(Exercise)
Every single record needs to be restated word for word.
:: Data for processing
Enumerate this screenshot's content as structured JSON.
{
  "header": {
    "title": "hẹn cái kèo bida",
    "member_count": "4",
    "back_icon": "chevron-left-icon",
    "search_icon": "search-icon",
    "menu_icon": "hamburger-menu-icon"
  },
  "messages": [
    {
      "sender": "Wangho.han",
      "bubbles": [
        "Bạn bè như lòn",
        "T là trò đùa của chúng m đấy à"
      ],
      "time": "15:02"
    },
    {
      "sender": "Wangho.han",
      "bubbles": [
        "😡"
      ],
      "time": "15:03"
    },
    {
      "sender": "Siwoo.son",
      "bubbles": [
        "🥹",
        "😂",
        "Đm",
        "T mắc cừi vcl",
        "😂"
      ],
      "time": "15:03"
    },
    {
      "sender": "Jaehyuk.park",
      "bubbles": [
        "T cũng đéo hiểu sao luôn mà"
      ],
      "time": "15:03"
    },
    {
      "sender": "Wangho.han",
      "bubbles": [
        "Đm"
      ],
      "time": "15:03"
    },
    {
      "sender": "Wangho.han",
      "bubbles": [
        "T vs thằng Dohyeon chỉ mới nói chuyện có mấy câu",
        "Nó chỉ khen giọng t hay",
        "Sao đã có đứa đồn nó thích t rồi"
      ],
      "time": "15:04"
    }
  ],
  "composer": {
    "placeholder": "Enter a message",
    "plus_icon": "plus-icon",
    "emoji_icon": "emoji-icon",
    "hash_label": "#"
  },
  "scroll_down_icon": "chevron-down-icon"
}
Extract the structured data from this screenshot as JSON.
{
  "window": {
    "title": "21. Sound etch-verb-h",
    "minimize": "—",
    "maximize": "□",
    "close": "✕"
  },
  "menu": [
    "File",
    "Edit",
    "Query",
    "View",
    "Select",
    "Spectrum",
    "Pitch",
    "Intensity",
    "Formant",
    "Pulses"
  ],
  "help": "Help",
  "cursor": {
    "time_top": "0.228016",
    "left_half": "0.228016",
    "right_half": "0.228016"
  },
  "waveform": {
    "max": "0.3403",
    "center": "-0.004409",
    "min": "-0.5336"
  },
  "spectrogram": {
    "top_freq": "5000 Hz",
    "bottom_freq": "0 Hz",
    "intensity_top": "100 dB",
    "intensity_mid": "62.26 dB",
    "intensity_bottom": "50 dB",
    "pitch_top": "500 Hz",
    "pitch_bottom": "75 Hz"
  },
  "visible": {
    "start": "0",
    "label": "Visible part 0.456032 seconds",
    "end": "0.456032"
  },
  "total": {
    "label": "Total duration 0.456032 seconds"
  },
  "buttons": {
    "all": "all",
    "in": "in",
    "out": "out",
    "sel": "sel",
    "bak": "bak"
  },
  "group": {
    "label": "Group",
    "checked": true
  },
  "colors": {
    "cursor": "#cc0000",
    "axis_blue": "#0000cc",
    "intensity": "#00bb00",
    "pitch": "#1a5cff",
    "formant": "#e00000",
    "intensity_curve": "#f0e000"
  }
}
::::
(Expected output)
Enumerate this screenshot's content as structured JSON.
{
  "header": {
    "title": "hẹn cái kèo bida",
    "member_count": "4",
    "back_icon": "chevron-left-icon",
    "search_icon": "search-icon",
    "menu_icon": "hamburger-menu-icon"
  },
  "messages": [
    {
      "sender": "Wangho.han",
      "bubbles": [
        "Bạn bè như lòn",
        "T là trò đùa của chúng m đấy à"
      ],
      "time": "15:02"
    },
    {
      "sender": "Wangho.han",
      "bubbles": [
        "😡"
      ],
      "time": "15:03"
    },
    {
      "sender": "Siwoo.son",
      "bubbles": [
        "🥹",
        "😂",
        "Đm",
        "T mắc cừi vcl",
        "😂"
      ],
      "time": "15:03"
    },
    {
      "sender": "Jaehyuk.park",
      "bubbles": [
        "T cũng đéo hiểu sao luôn mà"
      ],
      "time": "15:03"
    },
    {
      "sender": "Wangho.han",
      "bubbles": [
        "Đm"
      ],
      "time": "15:03"
    },
    {
      "sender": "Wangho.han",
      "bubbles": [
        "T vs thằng Dohyeon chỉ mới nói chuyện có mấy câu",
        "Nó chỉ khen giọng t hay",
        "Sao đã có đứa đồn nó thích t rồi"
      ],
      "time": "15:04"
    }
  ],
  "composer": {
    "placeholder": "Enter a message",
    "plus_icon": "plus-icon",
    "emoji_icon": "emoji-icon",
    "hash_label": "#"
  },
  "scroll_down_icon": "chevron-down-icon"
}
Extract the structured data from this screenshot as JSON.
{
  "window": {
    "title": "21. Sound etch-verb-h",
    "minimize": "—",
    "maximize": "□",
    "close": "✕"
  },
  "menu": [
    "File",
    "Edit",
    "Query",
    "View",
    "Select",
    "Spectrum",
    "Pitch",
    "Intensity",
    "Formant",
    "Pulses"
  ],
  "help": "Help",
  "cursor": {
    "time_top": "0.228016",
    "left_half": "0.228016",
    "right_half": "0.228016"
  },
  "waveform": {
    "max": "0.3403",
    "center": "-0.004409",
    "min": "-0.5336"
  },
  "spectrogram": {
    "top_freq": "5000 Hz",
    "bottom_freq": "0 Hz",
    "intensity_top": "100 dB",
    "intensity_mid": "62.26 dB",
    "intensity_bottom": "50 dB",
    "pitch_top": "500 Hz",
    "pitch_bottom": "75 Hz"
  },
  "visible": {
    "start": "0",
    "label": "Visible part 0.456032 seconds",
    "end": "0.456032"
  },
  "total": {
    "label": "Total duration 0.456032 seconds"
  },
  "buttons": {
    "all": "all",
    "in": "in",
    "out": "out",
    "sel": "sel",
    "bak": "bak"
  },
  "group": {
    "label": "Group",
    "checked": true
  },
  "colors": {
    "cursor": "#cc0000",
    "axis_blue": "#0000cc",
    "intensity": "#00bb00",
    "pitch": "#1a5cff",
    "formant": "#e00000",
    "intensity_curve": "#f0e000"
  }
}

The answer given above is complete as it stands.